» **Task brief**: Give the number of lines in the data below that contain "Brown", with no other words.

┄┄┄┄┄┄┄┄┄┄┄┄┄┄┄┄┄┄┄┄

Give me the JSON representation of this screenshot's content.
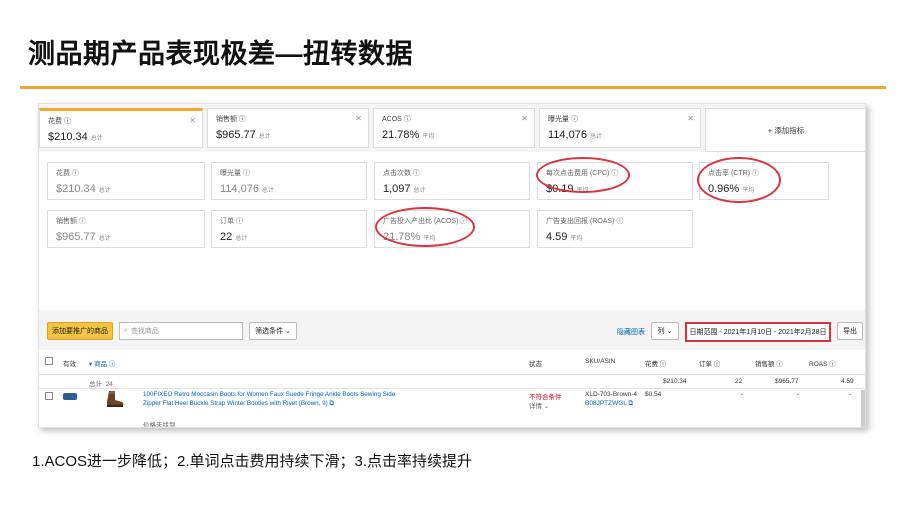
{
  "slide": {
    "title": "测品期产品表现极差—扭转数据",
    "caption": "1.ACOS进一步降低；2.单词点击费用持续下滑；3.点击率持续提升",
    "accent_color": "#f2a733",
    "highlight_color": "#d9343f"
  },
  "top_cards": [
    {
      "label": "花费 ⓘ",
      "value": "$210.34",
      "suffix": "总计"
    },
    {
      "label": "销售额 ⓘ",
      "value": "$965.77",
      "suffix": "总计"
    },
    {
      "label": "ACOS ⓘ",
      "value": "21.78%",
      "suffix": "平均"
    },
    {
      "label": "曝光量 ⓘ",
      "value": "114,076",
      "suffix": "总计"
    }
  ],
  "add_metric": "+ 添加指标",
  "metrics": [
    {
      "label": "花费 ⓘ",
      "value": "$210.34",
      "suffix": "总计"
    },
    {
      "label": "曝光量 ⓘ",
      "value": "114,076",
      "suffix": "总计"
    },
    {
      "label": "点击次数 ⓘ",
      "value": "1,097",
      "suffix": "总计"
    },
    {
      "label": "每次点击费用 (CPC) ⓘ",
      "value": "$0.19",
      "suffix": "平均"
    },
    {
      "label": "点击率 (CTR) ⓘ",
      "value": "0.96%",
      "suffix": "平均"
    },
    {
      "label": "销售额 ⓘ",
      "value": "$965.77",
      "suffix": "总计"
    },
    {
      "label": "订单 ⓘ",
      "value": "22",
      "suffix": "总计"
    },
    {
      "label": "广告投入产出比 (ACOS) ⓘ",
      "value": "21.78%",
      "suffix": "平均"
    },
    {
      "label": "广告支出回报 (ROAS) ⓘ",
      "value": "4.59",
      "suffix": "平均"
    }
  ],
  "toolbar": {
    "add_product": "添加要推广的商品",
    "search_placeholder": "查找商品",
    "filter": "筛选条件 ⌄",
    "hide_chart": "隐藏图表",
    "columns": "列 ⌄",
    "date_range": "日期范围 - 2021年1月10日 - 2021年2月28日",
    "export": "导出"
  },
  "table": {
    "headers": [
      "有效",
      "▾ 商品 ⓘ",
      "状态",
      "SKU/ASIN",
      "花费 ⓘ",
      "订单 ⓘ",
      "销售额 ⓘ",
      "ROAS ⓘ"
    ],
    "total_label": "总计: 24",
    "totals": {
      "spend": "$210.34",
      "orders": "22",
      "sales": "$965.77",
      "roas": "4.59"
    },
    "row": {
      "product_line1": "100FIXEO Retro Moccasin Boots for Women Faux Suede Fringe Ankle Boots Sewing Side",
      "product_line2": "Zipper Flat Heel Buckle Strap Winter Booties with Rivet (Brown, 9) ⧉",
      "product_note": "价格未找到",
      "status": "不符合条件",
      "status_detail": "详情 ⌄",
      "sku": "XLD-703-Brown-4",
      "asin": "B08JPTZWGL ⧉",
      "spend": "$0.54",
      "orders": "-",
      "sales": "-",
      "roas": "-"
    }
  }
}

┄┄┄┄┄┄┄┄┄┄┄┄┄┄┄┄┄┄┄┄

» **Response to this exercise**: 2